It’s October, so we need a good spooky animé filled with guts and gore, and blood, and that spooky stuff to get us in the Halloween spirit. Now usually, that isn’t my cup of tea when it comes to animé, but we got a request to review this animé series just for Halloween. So this week, we’re going to dive into the world of Elfen Lied. Now, just so we’re on the same page, it’s pronounced Le-odd (not lied, as in someone lied to you). I got thrown through a loop the first time myself, and I was trying to find someone named Elfen and find out who was lied to.
Elfen Lied, a thirteen episodic series, takes place in Kamakura, Japan, and focuses on the creation of a new strain of the human known as the Diclonius. They are similar to human beings but different at the genetic level and notable due to physical abnormalities, particularly a pair of short horn-like protrusions. Lucy, the main character of the series, is held in a laboratory of the coast of Kamakura, where she is experimented on constantly to test the abilities that the Diclonius possess.
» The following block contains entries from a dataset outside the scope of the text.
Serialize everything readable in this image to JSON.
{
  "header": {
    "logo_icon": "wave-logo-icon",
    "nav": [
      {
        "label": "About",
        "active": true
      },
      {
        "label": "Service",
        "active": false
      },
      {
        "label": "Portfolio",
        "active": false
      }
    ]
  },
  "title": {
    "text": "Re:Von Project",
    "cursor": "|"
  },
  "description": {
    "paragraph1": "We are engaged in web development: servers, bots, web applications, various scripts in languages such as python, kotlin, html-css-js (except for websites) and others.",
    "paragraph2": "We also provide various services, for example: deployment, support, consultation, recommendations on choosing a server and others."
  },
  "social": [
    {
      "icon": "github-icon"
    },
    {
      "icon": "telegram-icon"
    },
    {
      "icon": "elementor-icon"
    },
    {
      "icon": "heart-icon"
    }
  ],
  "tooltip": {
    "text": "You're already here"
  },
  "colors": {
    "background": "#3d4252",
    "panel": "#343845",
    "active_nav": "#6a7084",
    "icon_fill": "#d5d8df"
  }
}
However, she manages to escape and wreak havoc, but not before being injured in the process. After a gunshot ricocheted off the metallic helmet encasing her head, she develops a secondary, child-like personality known as Nyu.
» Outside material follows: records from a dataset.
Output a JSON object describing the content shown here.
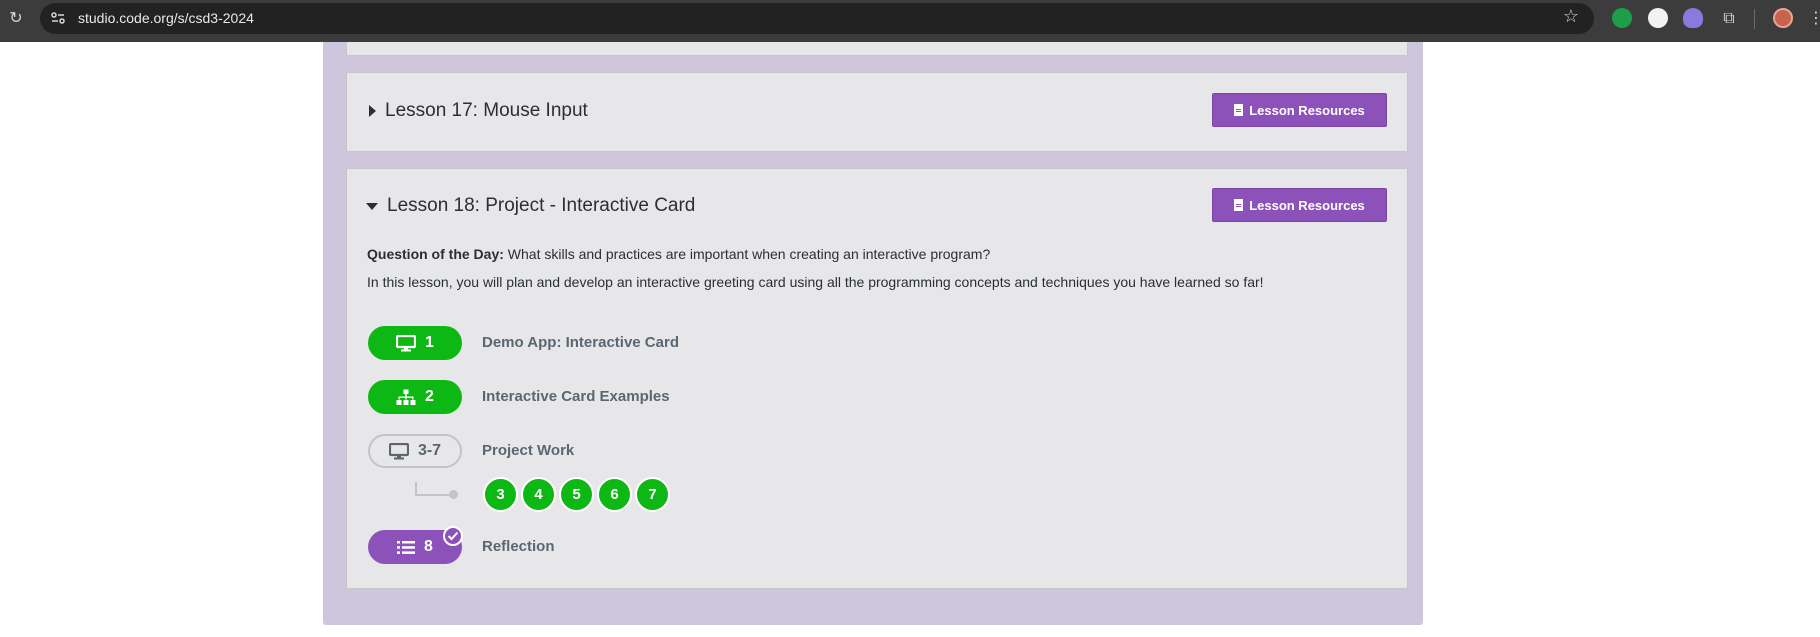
{
  "browser": {
    "url": "studio.code.org/s/csd3-2024"
  },
  "lessons": [
    {
      "title": "Lesson 17: Mouse Input",
      "expanded": false,
      "resources_label": "Lesson Resources"
    },
    {
      "title": "Lesson 18: Project - Interactive Card",
      "expanded": true,
      "resources_label": "Lesson Resources",
      "question_label": "Question of the Day:",
      "question_text": " What skills and practices are important when creating an interactive program?",
      "overview": "In this lesson, you will plan and develop an interactive greeting card using all the programming concepts and techniques you have learned so far!",
      "levels": [
        {
          "number": "1",
          "icon": "desktop-icon",
          "label": "Demo App: Interactive Card",
          "status": "completed"
        },
        {
          "number": "2",
          "icon": "sitemap-icon",
          "label": "Interactive Card Examples",
          "status": "completed"
        },
        {
          "number": "3-7",
          "icon": "desktop-icon",
          "label": "Project Work",
          "status": "not-started"
        },
        {
          "number": "8",
          "icon": "list-icon",
          "label": "Reflection",
          "status": "submitted"
        }
      ],
      "sublevels": [
        "3",
        "4",
        "5",
        "6",
        "7"
      ]
    }
  ],
  "colors": {
    "completed": "#0eb814",
    "submitted": "#8c52ba",
    "accent": "#8c52ba",
    "panel": "#cdc6dd"
  }
}
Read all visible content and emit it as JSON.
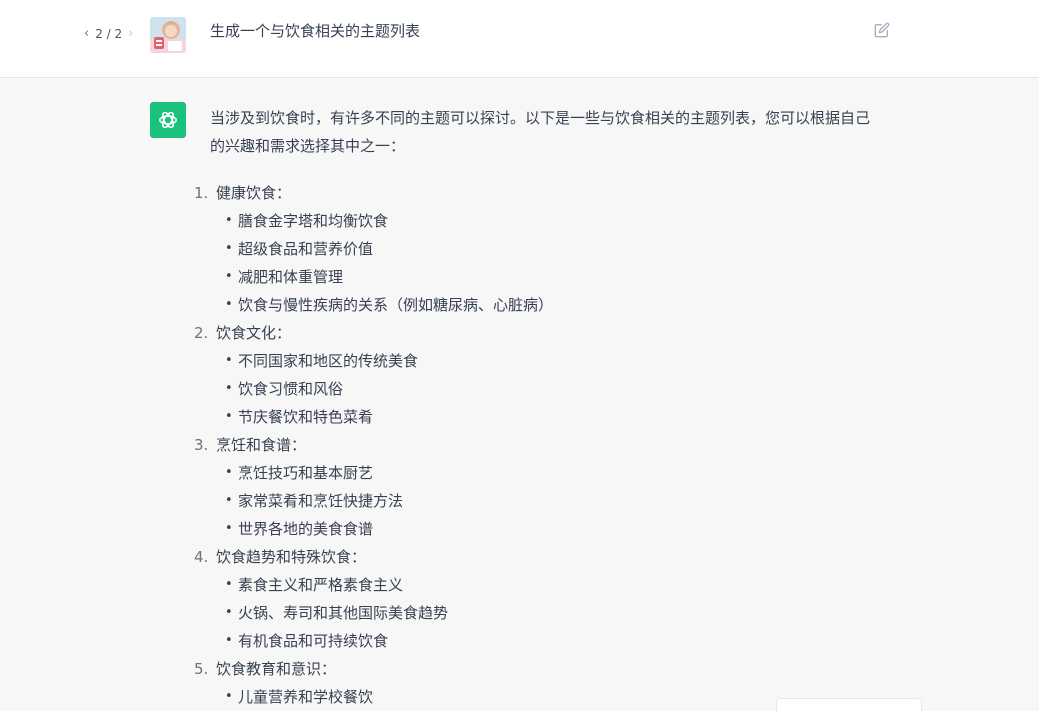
{
  "user_message": {
    "pager": {
      "prev": "‹",
      "count": "2 / 2",
      "next": "›"
    },
    "avatar_icon": "user-photo-avatar",
    "text": "生成一个与饮食相关的主题列表",
    "edit_icon": "edit-icon"
  },
  "assistant_message": {
    "avatar_icon": "openai-logo",
    "avatar_color": "#19c37d",
    "intro": "当涉及到饮食时，有许多不同的主题可以探讨。以下是一些与饮食相关的主题列表，您可以根据自己的兴趣和需求选择其中之一：",
    "topics": [
      {
        "num": "1.",
        "title": "健康饮食：",
        "items": [
          "膳食金字塔和均衡饮食",
          "超级食品和营养价值",
          "减肥和体重管理",
          "饮食与慢性疾病的关系（例如糖尿病、心脏病）"
        ]
      },
      {
        "num": "2.",
        "title": "饮食文化：",
        "items": [
          "不同国家和地区的传统美食",
          "饮食习惯和风俗",
          "节庆餐饮和特色菜肴"
        ]
      },
      {
        "num": "3.",
        "title": "烹饪和食谱：",
        "items": [
          "烹饪技巧和基本厨艺",
          "家常菜肴和烹饪快捷方法",
          "世界各地的美食食谱"
        ]
      },
      {
        "num": "4.",
        "title": "饮食趋势和特殊饮食：",
        "items": [
          "素食主义和严格素食主义",
          "火锅、寿司和其他国际美食趋势",
          "有机食品和可持续饮食"
        ]
      },
      {
        "num": "5.",
        "title": "饮食教育和意识：",
        "items": [
          "儿童营养和学校餐饮"
        ]
      }
    ]
  }
}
Lucy is found by two local kids, Kohta and his cousin Yuka. After taking her in, they become involved with the attempts to recapture her by a Special Assault Team and a number of other Diclonius, who shift from oblivious to murderous. What they eventually learn is that the childish and infant-like Nyu (who can only say “nyu”), has a dark and murderous side that usually rises when she hits her head or is exposed to extreme violence.
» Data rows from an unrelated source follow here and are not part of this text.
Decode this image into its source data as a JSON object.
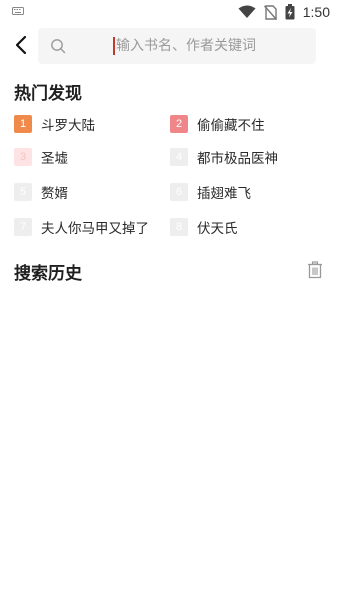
{
  "status_bar": {
    "time": "1:50",
    "icons": [
      "keyboard-icon",
      "wifi-icon",
      "no-sim-icon",
      "battery-charging-icon"
    ]
  },
  "search": {
    "placeholder": "输入书名、作者关键词"
  },
  "hot": {
    "title": "热门发现",
    "items": [
      {
        "rank": "1",
        "label": "斗罗大陆",
        "badge_color": "#f08a4b",
        "rank_color": "#ffffff"
      },
      {
        "rank": "2",
        "label": "偷偷藏不住",
        "badge_color": "#f0868a",
        "rank_color": "#ffffff"
      },
      {
        "rank": "3",
        "label": "圣墟",
        "badge_color": "#fde3e3",
        "rank_color": "#f6c4c4"
      },
      {
        "rank": "4",
        "label": "都市极品医神",
        "badge_color": "#eeeeee",
        "rank_color": "#ffffff"
      },
      {
        "rank": "5",
        "label": "赘婿",
        "badge_color": "#eeeeee",
        "rank_color": "#ffffff"
      },
      {
        "rank": "6",
        "label": "插翅难飞",
        "badge_color": "#eeeeee",
        "rank_color": "#ffffff"
      },
      {
        "rank": "7",
        "label": "夫人你马甲又掉了",
        "badge_color": "#eeeeee",
        "rank_color": "#ffffff"
      },
      {
        "rank": "8",
        "label": "伏天氏",
        "badge_color": "#eeeeee",
        "rank_color": "#ffffff"
      }
    ]
  },
  "history": {
    "title": "搜索历史"
  }
}
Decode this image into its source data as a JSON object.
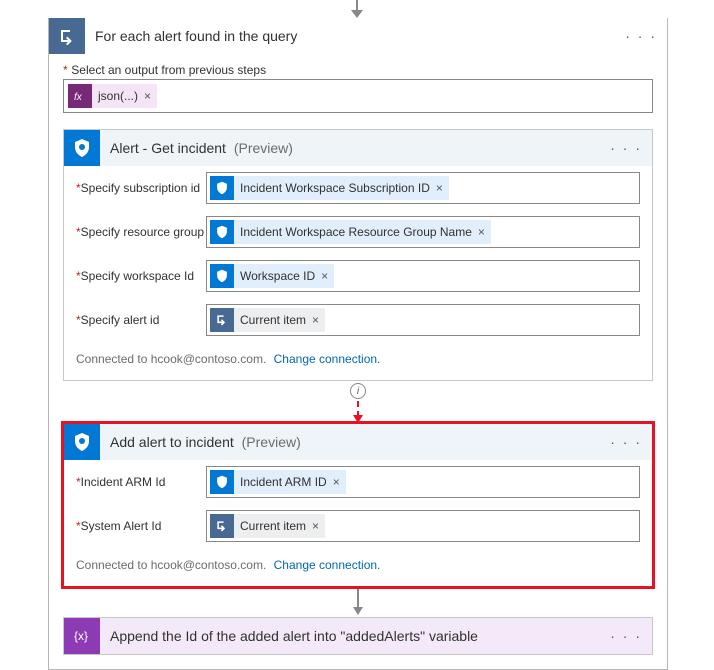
{
  "outer": {
    "title": "For each alert found in the query",
    "select_label": "Select an output from previous steps",
    "json_pill": "json(...)",
    "close_x": "×"
  },
  "get_incident": {
    "title": "Alert - Get incident",
    "preview": "(Preview)",
    "fields": {
      "sub_label": "Specify subscription id",
      "sub_pill": "Incident Workspace Subscription ID",
      "rg_label": "Specify resource group",
      "rg_pill": "Incident Workspace Resource Group Name",
      "ws_label": "Specify workspace Id",
      "ws_pill": "Workspace ID",
      "alert_label": "Specify alert id",
      "alert_pill": "Current item"
    },
    "connected": "Connected to hcook@contoso.com.",
    "change": "Change connection."
  },
  "add_alert": {
    "title": "Add alert to incident",
    "preview": "(Preview)",
    "fields": {
      "arm_label": "Incident ARM Id",
      "arm_pill": "Incident ARM ID",
      "sys_label": "System Alert Id",
      "sys_pill": "Current item"
    },
    "connected": "Connected to hcook@contoso.com.",
    "change": "Change connection."
  },
  "append": {
    "title": "Append the Id of the added alert into \"addedAlerts\" variable"
  },
  "menu": "· · ·",
  "info": "i"
}
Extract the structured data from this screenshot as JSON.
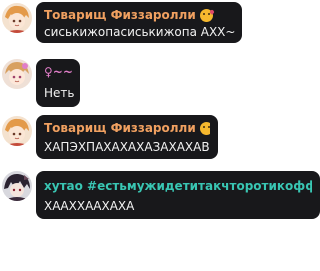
{
  "colors": {
    "bubble": "#18181b",
    "name_orange": "#f0a060",
    "name_pink": "#e07ec8",
    "name_teal": "#39c6b3",
    "text": "#f2f2f2"
  },
  "messages": [
    {
      "author": "Товарищ Физзаролли",
      "author_emoji": "smiling-face-with-heart-icon",
      "text": "сиськижопасиськижопа АХХ~"
    },
    {
      "author": "♀~~♀",
      "author_emoji": "",
      "text": "Неть"
    },
    {
      "author": "Товарищ Физзаролли",
      "author_emoji": "smiling-face-with-heart-icon",
      "text": "ХАПЭХПАХАХАХАЗАХАХАВ"
    },
    {
      "author": "хутао #естьмужидетитакчторотикофф#...",
      "author_emoji": "",
      "text": "ХААХХААХАХА"
    }
  ]
}
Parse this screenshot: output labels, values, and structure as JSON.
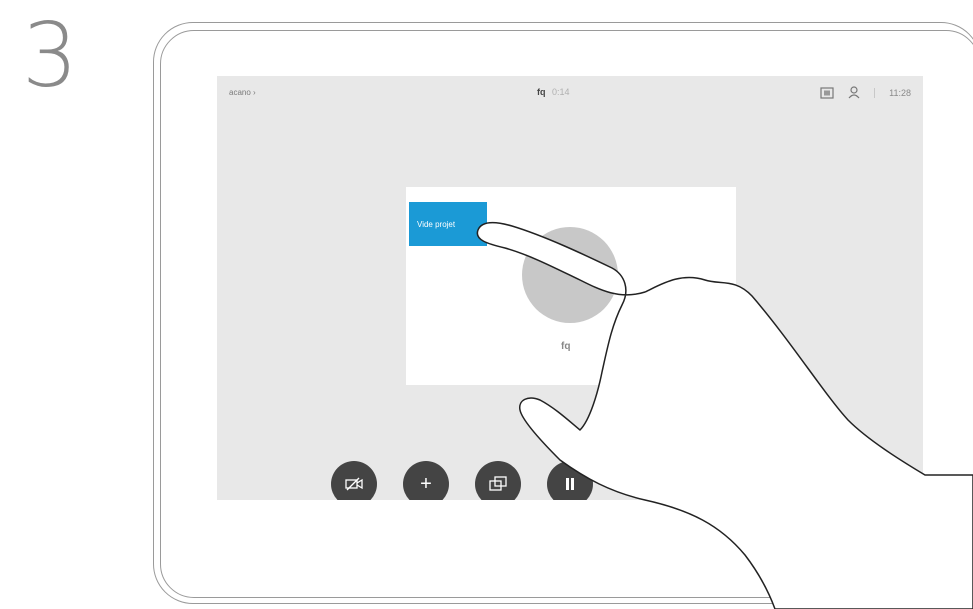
{
  "step": {
    "number": "3"
  },
  "status_bar": {
    "left_text": "acano ›",
    "center_name": "fq",
    "center_time": "0:14",
    "layout_icon": "layout-icon",
    "person_icon": "person-icon",
    "clock": "11:28"
  },
  "call": {
    "overlay_button_label": "Vide projet",
    "participant_initials": "fq"
  },
  "controls": {
    "video_icon": "camera-off-icon",
    "add_symbol": "+",
    "share_icon": "share-icon",
    "hold_icon": "hold-icon"
  },
  "device_buttons": {
    "volume_icon": "speaker-icon",
    "mute_icon": "microphone-muted-icon"
  },
  "colors": {
    "accent": "#1b9ad6",
    "control_bg": "#444444",
    "screen_bg": "#e8e8e8"
  }
}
One of the most recognizable features about this series is its amount of graphic violence and gore, including instances of torture, rape, as well as its high amount of female nudity and strong language. Anime News Network even went as far as describing the series as “mixing insane amounts of violence with a heavy dose of ‘ultra-cuteness.” (Anime News Network). Elfen Lied’s super cute candy bar wrapper covers a dark and sinful nature with just a pinch of comedic humor, and follows along the lines of other story setups in series such as Chobits, 3×3 Eyes, and the notorious When They Cry.
It is now time where we grade the animé based on our three prime categories; Originality, Story, and Characters
Originality – Elfen Lied takes a lot of chances with the intense amounts of gore, violence, and blood. This is not an series for a newbie searching for a good animé, and might be a little over the top for those who don’t like the sight of blood. It deals with a lot of adult matters, despite having a childish look and feel to it. 7/10
Story – The story of a human-like creature, tortured by humans, seeking brutal and bloody revenge against the species that created and treated her like a lab rat shows what happens when humans try to play God. I really liked the relationship between Lucy and her counterpart Nyu, which in a sense can be traced to the relationship of Dr. Jeckyl and Mr. Hyde. Nyu is the childlike entity that Lucy used to be, but with the treatment she got as a child by humans because of the lack of control of her powers, and eventually the torture and experimentation she endured in the lab, it’s interesting to see how Nyu has become this infant-like person, unaware of her violent past of present, and how Lucy seems to only emerge when Nyu sees horrific sights of violence. The storyline is sad, but it’s poweful in its message of men trying to create life. 8.5/10
Characters – The characters are all deeply tied into Lucy/Nyu’s life, even though they do not know it. Without giving away any major spoilers, pay close attention to the relationship with Kohta and Nyu, because those two are more connected than you think when you see them meet in the first few episodes. The introduction of the other Diclonius shows that not all of them have violent streaks, and shows them as the victims, and not the humans they kill. 8/10
Overall, Elfen Lied is not a series everyone can get into. The story is sad, despite having a few humorous and super-cute points, and even I had a hard time watching the entire series. If you enjoy animé with blood shed, violence, and a look at the ramifications of what happens when mankind decides to make life in their own image, Elfen Lied would be a good series to watch.